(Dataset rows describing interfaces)
----

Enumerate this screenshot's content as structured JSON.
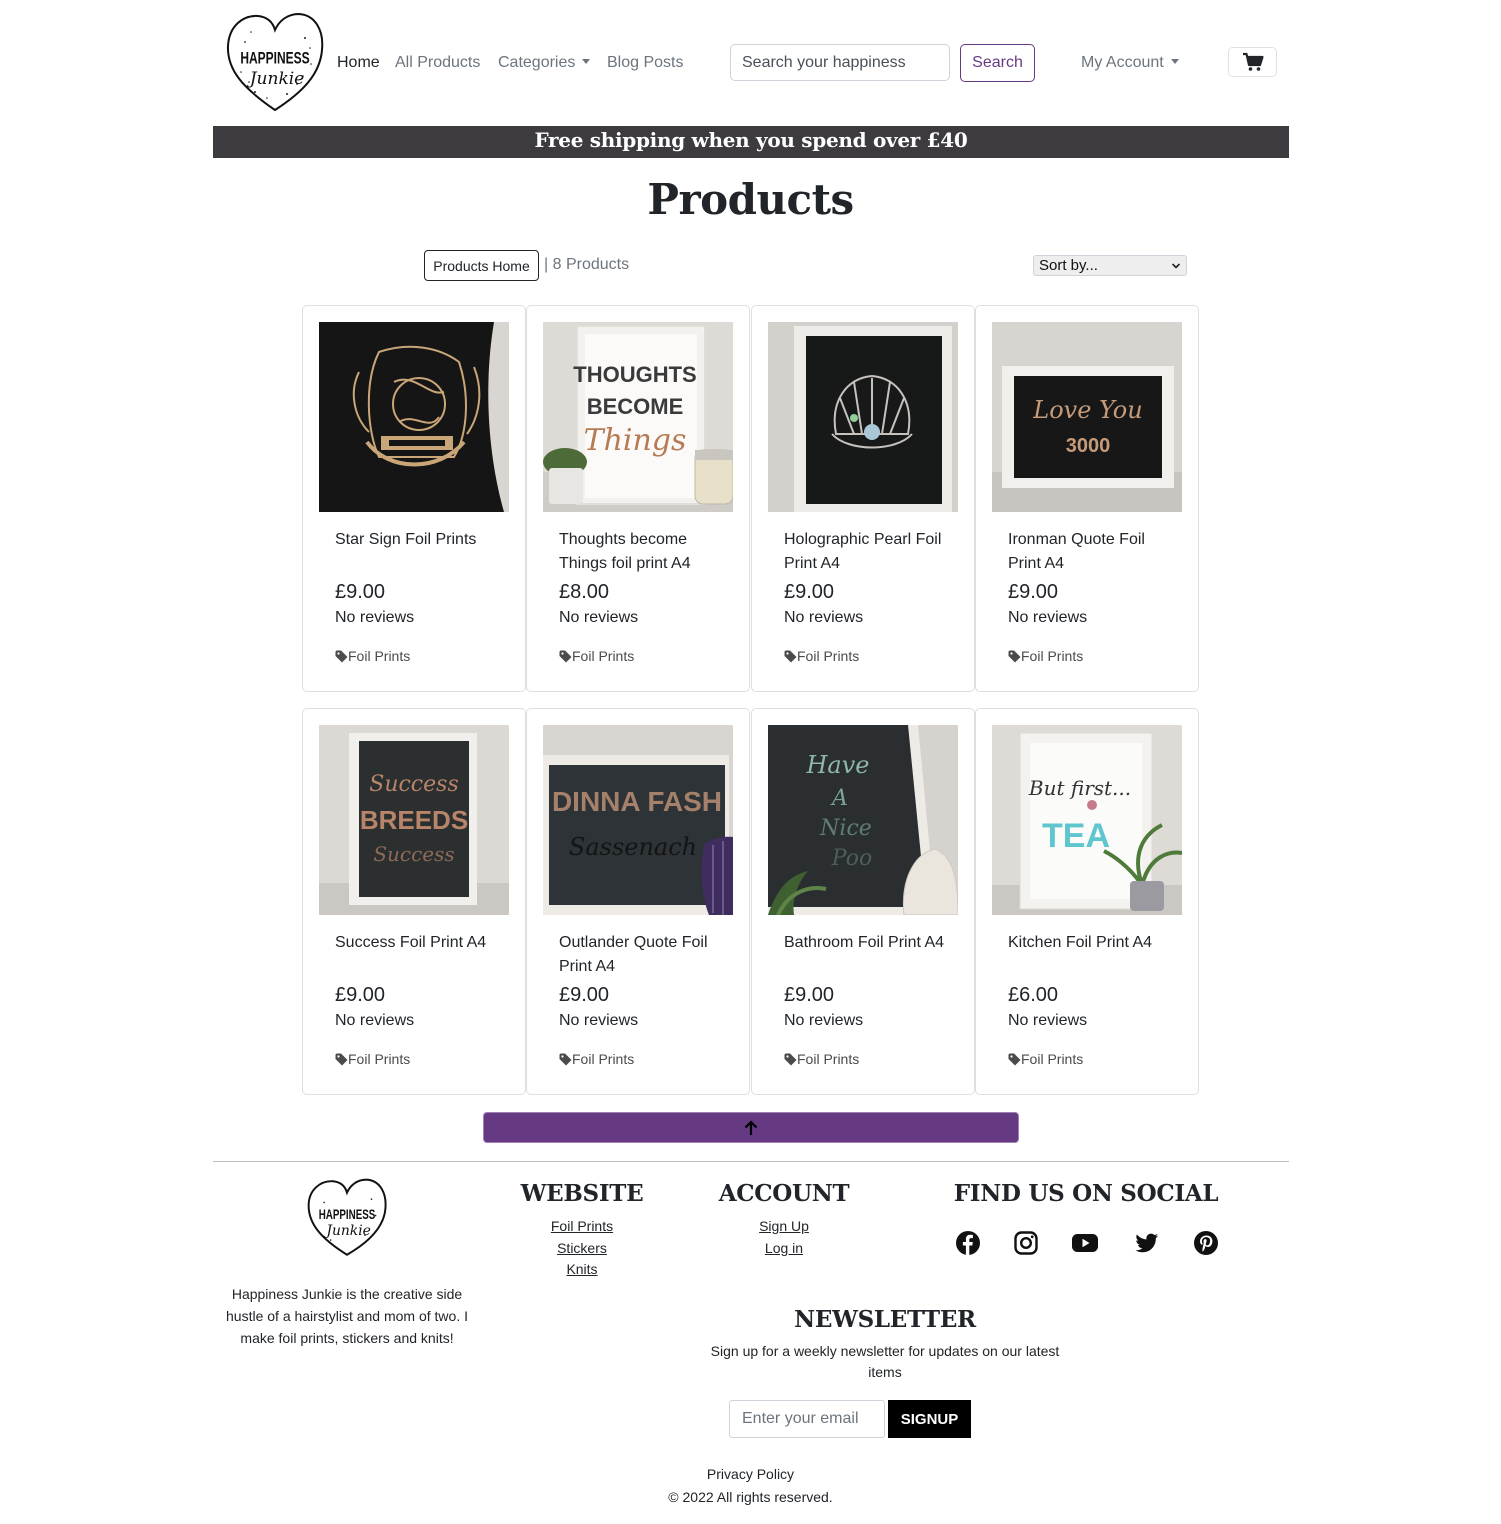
{
  "brand": {
    "logo_line1": "HAPPINESS",
    "logo_line2": "Junkie"
  },
  "nav": {
    "links": [
      "Home",
      "All Products",
      "Categories",
      "Blog Posts"
    ],
    "search_placeholder": "Search your happiness",
    "search_button": "Search",
    "account": "My Account",
    "cart_icon": "cart-icon"
  },
  "banner": "Free shipping when you spend over £40",
  "page_title": "Products",
  "toolbar": {
    "home_button": "Products Home",
    "count": "| 8 Products",
    "sort_label": "Sort by..."
  },
  "products": [
    {
      "name": "Star Sign Foil Prints",
      "price": "£9.00",
      "reviews": "No reviews",
      "tag": "Foil Prints"
    },
    {
      "name": "Thoughts become Things foil print A4",
      "price": "£8.00",
      "reviews": "No reviews",
      "tag": "Foil Prints"
    },
    {
      "name": "Holographic Pearl Foil Print A4",
      "price": "£9.00",
      "reviews": "No reviews",
      "tag": "Foil Prints"
    },
    {
      "name": "Ironman Quote Foil Print A4",
      "price": "£9.00",
      "reviews": "No reviews",
      "tag": "Foil Prints"
    },
    {
      "name": "Success Foil Print A4",
      "price": "£9.00",
      "reviews": "No reviews",
      "tag": "Foil Prints"
    },
    {
      "name": "Outlander Quote Foil Print A4",
      "price": "£9.00",
      "reviews": "No reviews",
      "tag": "Foil Prints"
    },
    {
      "name": "Bathroom Foil Print A4",
      "price": "£9.00",
      "reviews": "No reviews",
      "tag": "Foil Prints"
    },
    {
      "name": "Kitchen Foil Print A4",
      "price": "£6.00",
      "reviews": "No reviews",
      "tag": "Foil Prints"
    }
  ],
  "artwork_text": {
    "thoughts": [
      "THOUGHTS",
      "BECOME",
      "Things"
    ],
    "ironman": [
      "Love You",
      "3000"
    ],
    "success": [
      "Success",
      "BREEDS",
      "Success"
    ],
    "outlander": [
      "DINNA FASH",
      "Sassenach"
    ],
    "bathroom": [
      "Have",
      "A",
      "Nice",
      "Poo"
    ],
    "kitchen": [
      "But first...",
      "TEA"
    ]
  },
  "footer": {
    "about": "Happiness Junkie is the creative side hustle of a hairstylist and mom of two. I make foil prints, stickers and knits!",
    "website_heading": "WEBSITE",
    "website_links": [
      "Foil Prints",
      "Stickers",
      "Knits"
    ],
    "account_heading": "ACCOUNT",
    "account_links": [
      "Sign Up",
      "Log in"
    ],
    "social_heading": "FIND US ON SOCIAL",
    "social_icons": [
      "facebook-icon",
      "instagram-icon",
      "youtube-icon",
      "twitter-icon",
      "pinterest-icon"
    ],
    "newsletter_heading": "NEWSLETTER",
    "newsletter_text": "Sign up for a weekly newsletter for updates on our latest items",
    "email_placeholder": "Enter your email",
    "signup_button": "SIGNUP",
    "privacy": "Privacy Policy",
    "copyright": "© 2022 All rights reserved."
  },
  "colors": {
    "accent": "#663a82",
    "banner_bg": "#3d3b40",
    "text": "#212529",
    "muted": "#6c757d"
  }
}
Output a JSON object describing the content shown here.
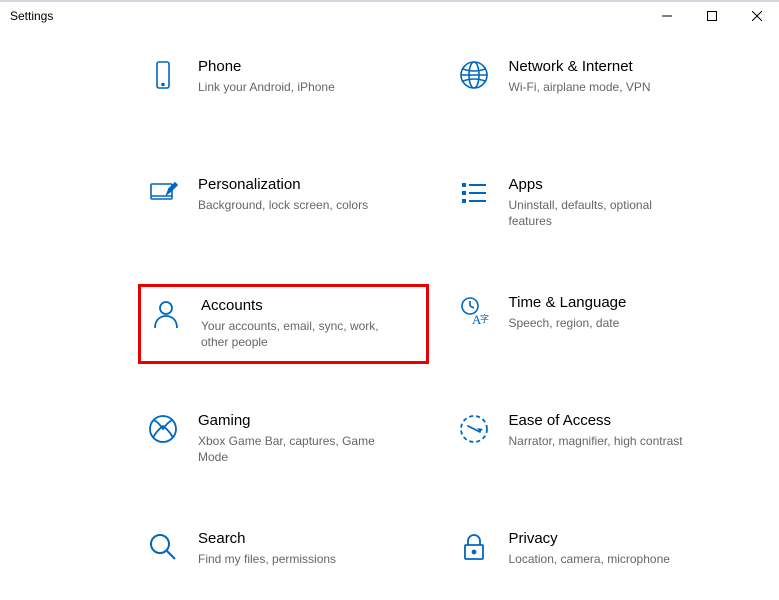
{
  "window": {
    "title": "Settings"
  },
  "iconColor": "#0067c0",
  "tiles": [
    {
      "title": "Phone",
      "subtitle": "Link your Android, iPhone"
    },
    {
      "title": "Network & Internet",
      "subtitle": "Wi-Fi, airplane mode, VPN"
    },
    {
      "title": "Personalization",
      "subtitle": "Background, lock screen, colors"
    },
    {
      "title": "Apps",
      "subtitle": "Uninstall, defaults, optional features"
    },
    {
      "title": "Accounts",
      "subtitle": "Your accounts, email, sync, work, other people"
    },
    {
      "title": "Time & Language",
      "subtitle": "Speech, region, date"
    },
    {
      "title": "Gaming",
      "subtitle": "Xbox Game Bar, captures, Game Mode"
    },
    {
      "title": "Ease of Access",
      "subtitle": "Narrator, magnifier, high contrast"
    },
    {
      "title": "Search",
      "subtitle": "Find my files, permissions"
    },
    {
      "title": "Privacy",
      "subtitle": "Location, camera, microphone"
    }
  ],
  "highlightedIndex": 4
}
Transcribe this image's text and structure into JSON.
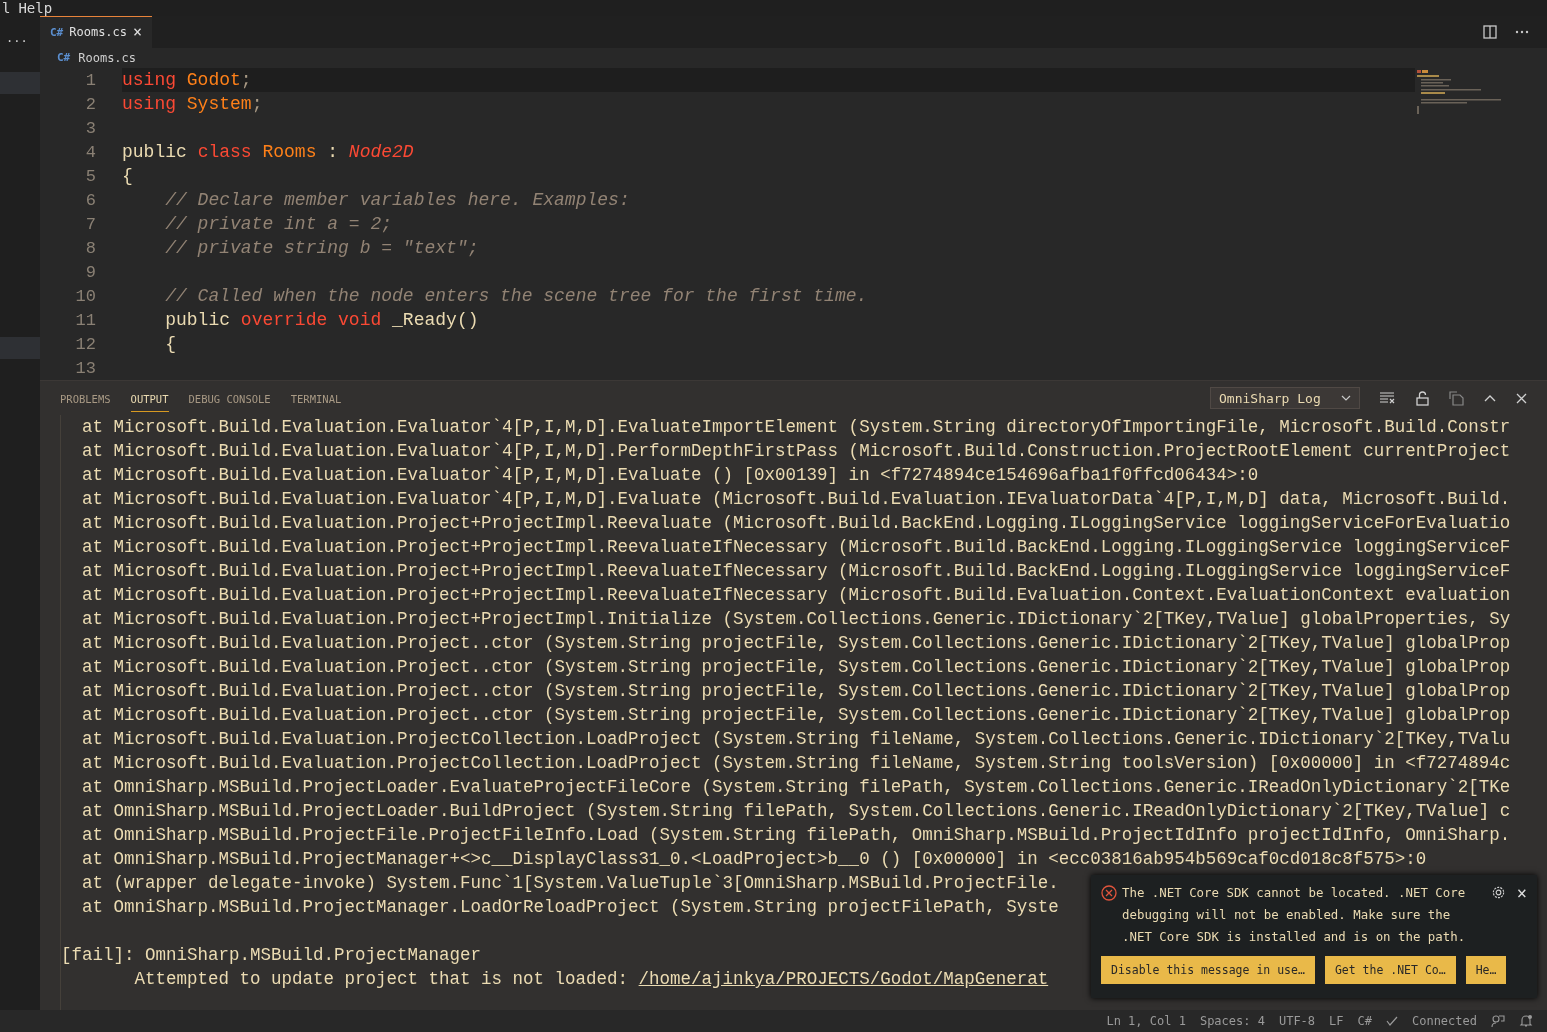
{
  "menu_bar": {
    "items": [
      "l",
      "Help"
    ]
  },
  "sidebar": {
    "more": "···"
  },
  "editor_tabs": [
    {
      "lang": "C#",
      "label": "Rooms.cs",
      "close": "×",
      "selected": true
    }
  ],
  "breadcrumb": {
    "lang": "C#",
    "file": "Rooms.cs"
  },
  "code": [
    {
      "number": "1",
      "current": true,
      "tokens": [
        {
          "kind": "keyword",
          "text": "using "
        },
        {
          "kind": "type",
          "text": "Godot"
        },
        {
          "kind": "punct",
          "text": ";"
        }
      ]
    },
    {
      "number": "2",
      "current": false,
      "tokens": [
        {
          "kind": "keyword",
          "text": "using "
        },
        {
          "kind": "type",
          "text": "System"
        },
        {
          "kind": "punct",
          "text": ";"
        }
      ]
    },
    {
      "number": "3",
      "current": false
    },
    {
      "number": "4",
      "current": false,
      "tokens": [
        {
          "kind": "plain",
          "text": "public "
        },
        {
          "kind": "keyword",
          "text": "class "
        },
        {
          "kind": "type",
          "text": "Rooms"
        },
        {
          "kind": "plain",
          "text": " : "
        },
        {
          "kind": "base",
          "text": "Node2D"
        }
      ]
    },
    {
      "number": "5",
      "current": false,
      "tokens": [
        {
          "kind": "plain",
          "text": "{"
        }
      ]
    },
    {
      "number": "6",
      "current": false,
      "tokens": [
        {
          "kind": "comment",
          "text": "    // Declare member variables here. Examples:"
        }
      ]
    },
    {
      "number": "7",
      "current": false,
      "tokens": [
        {
          "kind": "comment",
          "text": "    // private int a = 2;"
        }
      ]
    },
    {
      "number": "8",
      "current": false,
      "tokens": [
        {
          "kind": "comment",
          "text": "    // private string b = \"text\";"
        }
      ]
    },
    {
      "number": "9",
      "current": false
    },
    {
      "number": "10",
      "current": false,
      "tokens": [
        {
          "kind": "comment",
          "text": "    // Called when the node enters the scene tree for the first time."
        }
      ]
    },
    {
      "number": "11",
      "current": false,
      "tokens": [
        {
          "kind": "plain",
          "text": "    public "
        },
        {
          "kind": "keyword",
          "text": "override void"
        },
        {
          "kind": "plain",
          "text": " _Ready()"
        }
      ]
    },
    {
      "number": "12",
      "current": false,
      "tokens": [
        {
          "kind": "plain",
          "text": "    {"
        }
      ]
    },
    {
      "number": "13",
      "current": false
    }
  ],
  "panel": {
    "tabs": [
      {
        "label": "PROBLEMS",
        "selected": false
      },
      {
        "label": "OUTPUT",
        "selected": true
      },
      {
        "label": "DEBUG CONSOLE",
        "selected": false
      },
      {
        "label": "TERMINAL",
        "selected": false
      }
    ],
    "channel": "OmniSharp Log",
    "output": [
      {
        "kind": "trace",
        "text": "at Microsoft.Build.Evaluation.Evaluator`4[P,I,M,D].EvaluateImportElement (System.String directoryOfImportingFile, Microsoft.Build.Constr"
      },
      {
        "kind": "trace",
        "text": "at Microsoft.Build.Evaluation.Evaluator`4[P,I,M,D].PerformDepthFirstPass (Microsoft.Build.Construction.ProjectRootElement currentProject"
      },
      {
        "kind": "trace",
        "text": "at Microsoft.Build.Evaluation.Evaluator`4[P,I,M,D].Evaluate () [0x00139] in <f7274894ce154696afba1f0ffcd06434>:0"
      },
      {
        "kind": "trace",
        "text": "at Microsoft.Build.Evaluation.Evaluator`4[P,I,M,D].Evaluate (Microsoft.Build.Evaluation.IEvaluatorData`4[P,I,M,D] data, Microsoft.Build."
      },
      {
        "kind": "trace",
        "text": "at Microsoft.Build.Evaluation.Project+ProjectImpl.Reevaluate (Microsoft.Build.BackEnd.Logging.ILoggingService loggingServiceForEvaluatio"
      },
      {
        "kind": "trace",
        "text": "at Microsoft.Build.Evaluation.Project+ProjectImpl.ReevaluateIfNecessary (Microsoft.Build.BackEnd.Logging.ILoggingService loggingServiceF"
      },
      {
        "kind": "trace",
        "text": "at Microsoft.Build.Evaluation.Project+ProjectImpl.ReevaluateIfNecessary (Microsoft.Build.BackEnd.Logging.ILoggingService loggingServiceF"
      },
      {
        "kind": "trace",
        "text": "at Microsoft.Build.Evaluation.Project+ProjectImpl.ReevaluateIfNecessary (Microsoft.Build.Evaluation.Context.EvaluationContext evaluation"
      },
      {
        "kind": "trace",
        "text": "at Microsoft.Build.Evaluation.Project+ProjectImpl.Initialize (System.Collections.Generic.IDictionary`2[TKey,TValue] globalProperties, Sy"
      },
      {
        "kind": "trace",
        "text": "at Microsoft.Build.Evaluation.Project..ctor (System.String projectFile, System.Collections.Generic.IDictionary`2[TKey,TValue] globalProp"
      },
      {
        "kind": "trace",
        "text": "at Microsoft.Build.Evaluation.Project..ctor (System.String projectFile, System.Collections.Generic.IDictionary`2[TKey,TValue] globalProp"
      },
      {
        "kind": "trace",
        "text": "at Microsoft.Build.Evaluation.Project..ctor (System.String projectFile, System.Collections.Generic.IDictionary`2[TKey,TValue] globalProp"
      },
      {
        "kind": "trace",
        "text": "at Microsoft.Build.Evaluation.Project..ctor (System.String projectFile, System.Collections.Generic.IDictionary`2[TKey,TValue] globalProp"
      },
      {
        "kind": "trace",
        "text": "at Microsoft.Build.Evaluation.ProjectCollection.LoadProject (System.String fileName, System.Collections.Generic.IDictionary`2[TKey,TValu"
      },
      {
        "kind": "trace",
        "text": "at Microsoft.Build.Evaluation.ProjectCollection.LoadProject (System.String fileName, System.String toolsVersion) [0x00000] in <f7274894c"
      },
      {
        "kind": "trace",
        "text": "at OmniSharp.MSBuild.ProjectLoader.EvaluateProjectFileCore (System.String filePath, System.Collections.Generic.IReadOnlyDictionary`2[TKe"
      },
      {
        "kind": "trace",
        "text": "at OmniSharp.MSBuild.ProjectLoader.BuildProject (System.String filePath, System.Collections.Generic.IReadOnlyDictionary`2[TKey,TValue] c"
      },
      {
        "kind": "trace",
        "text": "at OmniSharp.MSBuild.ProjectFile.ProjectFileInfo.Load (System.String filePath, OmniSharp.MSBuild.ProjectIdInfo projectIdInfo, OmniSharp."
      },
      {
        "kind": "trace",
        "text": "at OmniSharp.MSBuild.ProjectManager+<>c__DisplayClass31_0.<LoadProject>b__0 () [0x00000] in <ecc03816ab954b569caf0cd018c8f575>:0"
      },
      {
        "kind": "trace",
        "text": "at (wrapper delegate-invoke) System.Func`1[System.ValueTuple`3[OmniSharp.MSBuild.ProjectFile."
      },
      {
        "kind": "trace",
        "text": "at OmniSharp.MSBuild.ProjectManager.LoadOrReloadProject (System.String projectFilePath, Syste"
      },
      {
        "kind": "blank"
      },
      {
        "kind": "fail",
        "text": "[fail]: OmniSharp.MSBuild.ProjectManager"
      },
      {
        "kind": "message",
        "text": "       Attempted to update project that is not loaded: ",
        "link": "/home/ajinkya/PROJECTS/Godot/MapGenerat"
      }
    ]
  },
  "notification": {
    "message": "The .NET Core SDK cannot be located. .NET Core debugging will not be enabled. Make sure the .NET Core SDK is installed and is on the path.",
    "close": "×",
    "buttons": [
      "Disable this message in use…",
      "Get the .NET Co…",
      "He…"
    ]
  },
  "status_bar": {
    "position": "Ln 1, Col 1",
    "spaces": "Spaces: 4",
    "encoding": "UTF-8",
    "eol": "LF",
    "language": "C#",
    "connection": "Connected"
  }
}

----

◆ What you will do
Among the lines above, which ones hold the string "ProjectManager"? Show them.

◆ Finished exercise
        "text": "at OmniSharp.MSBuild.ProjectManager+<>c__DisplayClass31_0.<LoadProject>b__0 () [0x00000] in <ecc03816ab954b569caf0cd018c8f575>:0"
        "text": "at OmniSharp.MSBuild.ProjectManager.LoadOrReloadProject (System.String projectFilePath, Syste"
        "text": "[fail]: OmniSharp.MSBuild.ProjectManager"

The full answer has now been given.